This is T/F photo essay number three for those following my behind-the-scenes coverage of preparations going on at the Box Office and the Lab. If you missed the first two essays you may find them here and here. This post also includes a few images of an art installation that’s starting to take shape in front of Ragtag. I plan on documenting more of that this morning.
In case you’re curious, I’m purposely leaving out photo captions since my behind-the-scenes imagery is intended to pique your curiosity, not give away all of the details. If you’re attending the festival, I encourage to be on the lookout for some of the items you see below, especially the creations coming out of the lab. Also, if you’re interested in learning more about the ticket printing process, check out this video by Glenn Rice documenting the process from his basement.
This is the second installment in a series of photo essays documenting the prep work leading up to the True False Film Festival. If you missed my first behind-the-scenes post, you can check it out here. The following images were taken over a period of three days this past week. It’s pretty amazing what creative people can do on a small budget. There’s no doubt this festival wouldn’t be what it is without all the volunteers and man-hours that that they put in before, during and after the fest. Thank you, volunteers!
I spent a couple of hours photographing the crews at the T/F Lab (workshop) and Box Office locations on Sunday as they worked on production and design aspects of this year’s festival theme, Influencing Machines. Everything pictured is a work-in-progress and more will be revealed over the next couple of weeks leading up to the event.

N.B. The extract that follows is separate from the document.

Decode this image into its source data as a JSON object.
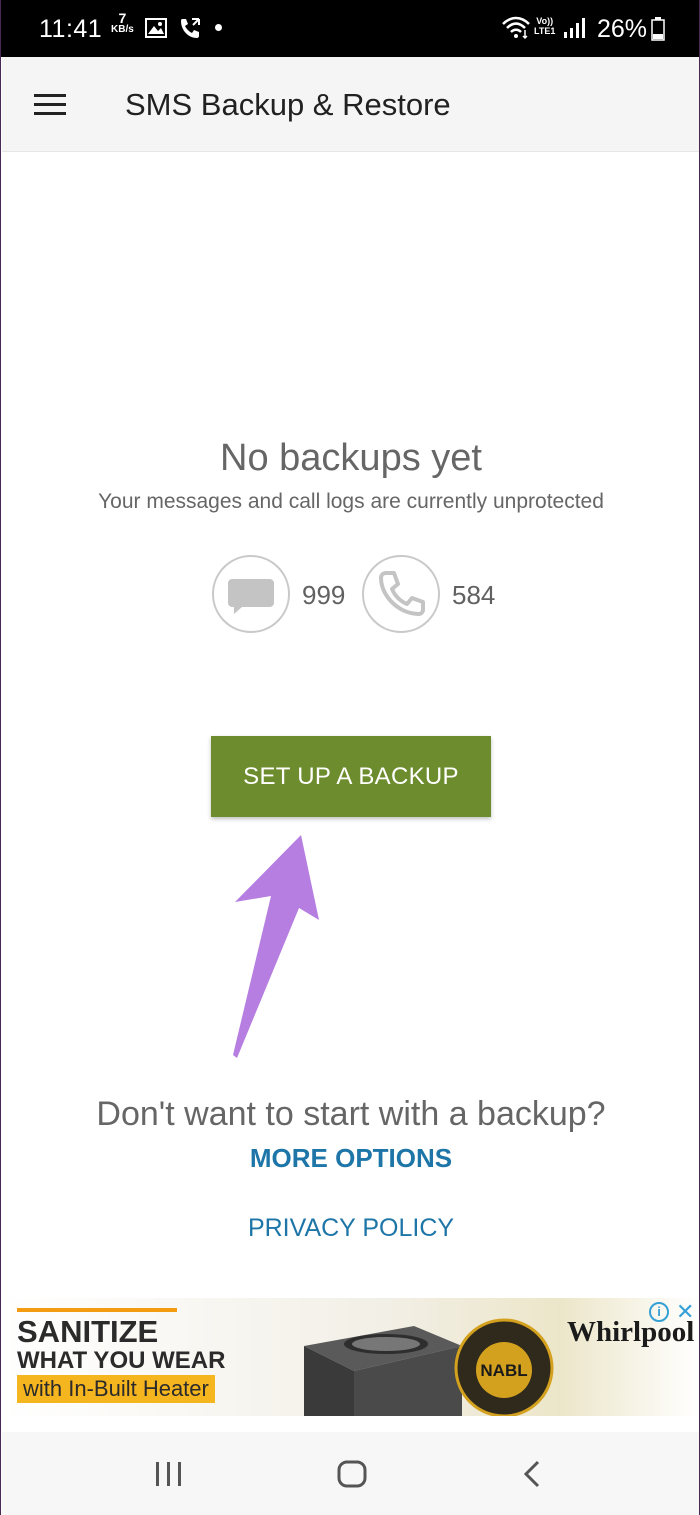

Jenny Dills and her friend Patrick Hanson also took a whimsical approach by wearing giant Teletubbies heads. “We just had these lying around the house and we never get to wear them, but we found a reason to wear them tonight,” Dills says. “I’m super excited; this is my favorite weekend of the year.” Via.